## MATERIAL FOR THIS EXERCISE
***

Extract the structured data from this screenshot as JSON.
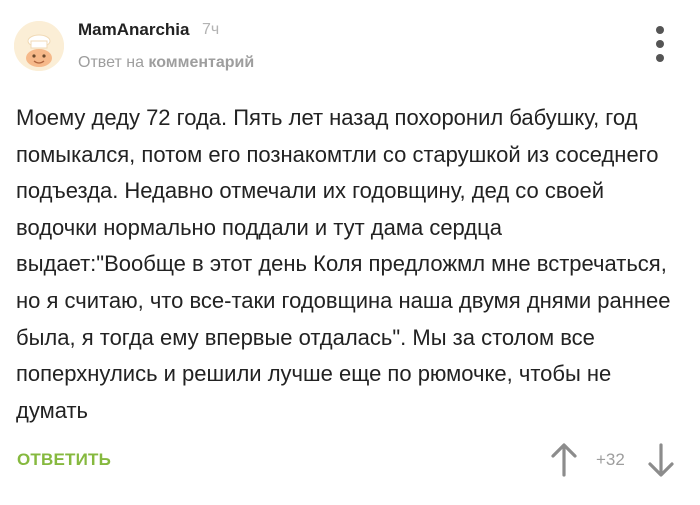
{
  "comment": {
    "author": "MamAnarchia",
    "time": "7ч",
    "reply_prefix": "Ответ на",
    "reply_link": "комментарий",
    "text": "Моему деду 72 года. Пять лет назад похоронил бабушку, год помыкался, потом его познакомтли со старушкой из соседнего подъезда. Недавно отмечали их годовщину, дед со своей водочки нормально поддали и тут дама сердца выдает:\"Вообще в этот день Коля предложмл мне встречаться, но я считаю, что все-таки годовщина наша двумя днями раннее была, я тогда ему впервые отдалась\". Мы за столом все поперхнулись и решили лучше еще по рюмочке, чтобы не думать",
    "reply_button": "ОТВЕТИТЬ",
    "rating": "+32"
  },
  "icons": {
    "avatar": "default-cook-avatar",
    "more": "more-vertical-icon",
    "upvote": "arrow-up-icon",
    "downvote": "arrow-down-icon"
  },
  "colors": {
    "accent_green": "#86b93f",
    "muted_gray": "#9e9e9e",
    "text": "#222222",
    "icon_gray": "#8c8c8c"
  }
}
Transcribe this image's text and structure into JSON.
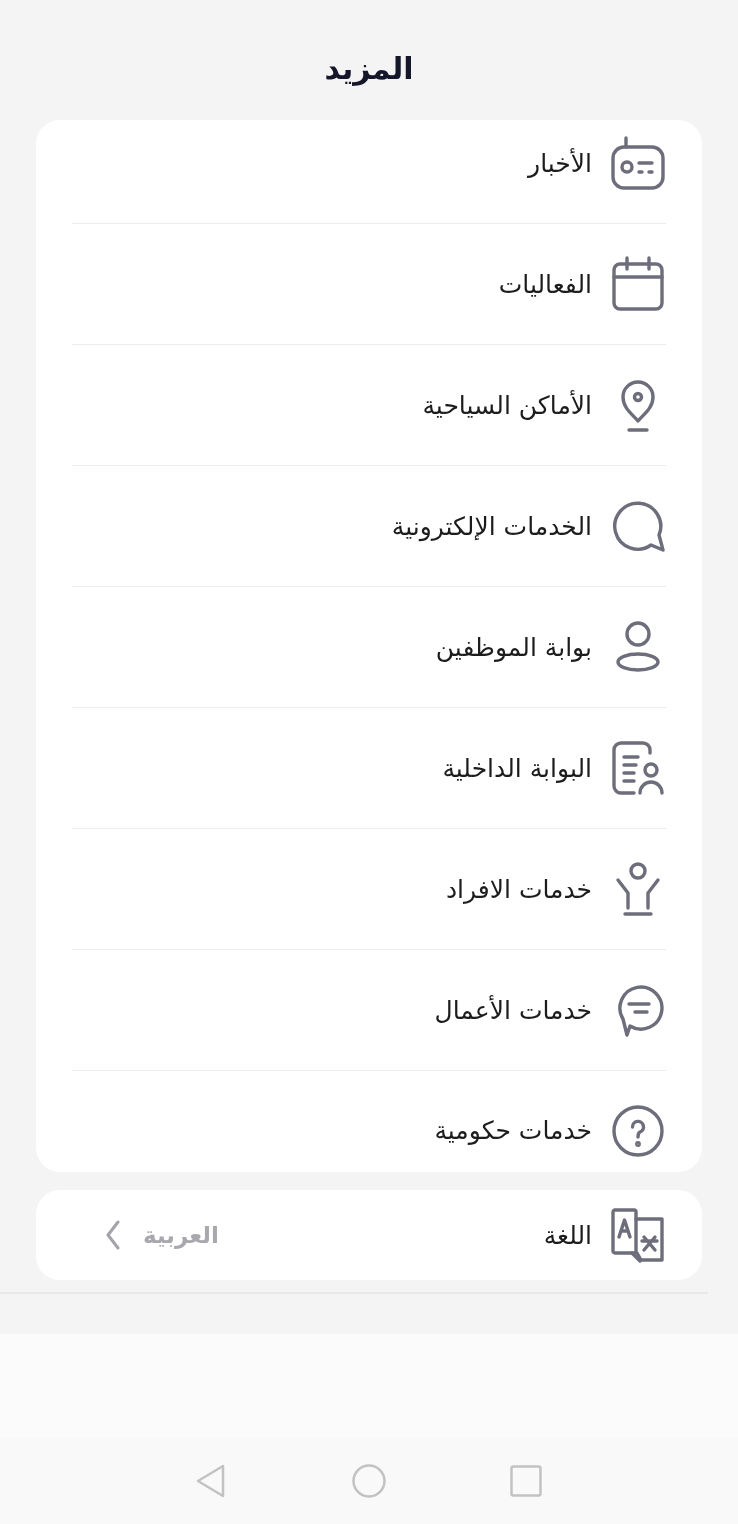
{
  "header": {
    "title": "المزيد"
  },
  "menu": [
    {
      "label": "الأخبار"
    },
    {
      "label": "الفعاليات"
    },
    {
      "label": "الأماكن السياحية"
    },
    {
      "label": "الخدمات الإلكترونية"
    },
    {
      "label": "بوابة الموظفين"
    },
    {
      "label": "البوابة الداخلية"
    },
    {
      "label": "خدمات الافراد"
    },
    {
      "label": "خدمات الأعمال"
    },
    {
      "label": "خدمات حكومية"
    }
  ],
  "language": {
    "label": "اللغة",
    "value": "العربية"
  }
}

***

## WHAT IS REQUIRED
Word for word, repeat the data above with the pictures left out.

## SOLUTION TO THIS EXERCISE
Extract the structured data from this screenshot as JSON.
{
  "comment": {
    "author": "MamAnarchia",
    "time": "7ч",
    "reply_prefix": "Ответ на",
    "reply_link": "комментарий",
    "text": "Моему деду 72 года. Пять лет назад похоронил бабушку, год помыкался, потом его познакомтли со старушкой из соседнего подъезда. Недавно отмечали их годовщину, дед со своей водочки нормально поддали и тут дама сердца выдает:\"Вообще в этот день Коля предложмл мне встречаться, но я считаю, что все-таки годовщина наша двумя днями раннее была, я тогда ему впервые отдалась\". Мы за столом все поперхнулись и решили лучше еще по рюмочке, чтобы не думать",
    "reply_button": "ОТВЕТИТЬ",
    "rating": "+32"
  },
  "icons": {
    "avatar": "default-cook-avatar",
    "more": "more-vertical-icon",
    "upvote": "arrow-up-icon",
    "downvote": "arrow-down-icon"
  },
  "colors": {
    "accent_green": "#86b93f",
    "muted_gray": "#9e9e9e",
    "text": "#222222",
    "icon_gray": "#8c8c8c"
  }
}
Transcribe this image's text and structure into JSON.
{
  "header": {
    "title": "المزيد"
  },
  "menu": [
    {
      "label": "الأخبار"
    },
    {
      "label": "الفعاليات"
    },
    {
      "label": "الأماكن السياحية"
    },
    {
      "label": "الخدمات الإلكترونية"
    },
    {
      "label": "بوابة الموظفين"
    },
    {
      "label": "البوابة الداخلية"
    },
    {
      "label": "خدمات الافراد"
    },
    {
      "label": "خدمات الأعمال"
    },
    {
      "label": "خدمات حكومية"
    }
  ],
  "language": {
    "label": "اللغة",
    "value": "العربية"
  }
}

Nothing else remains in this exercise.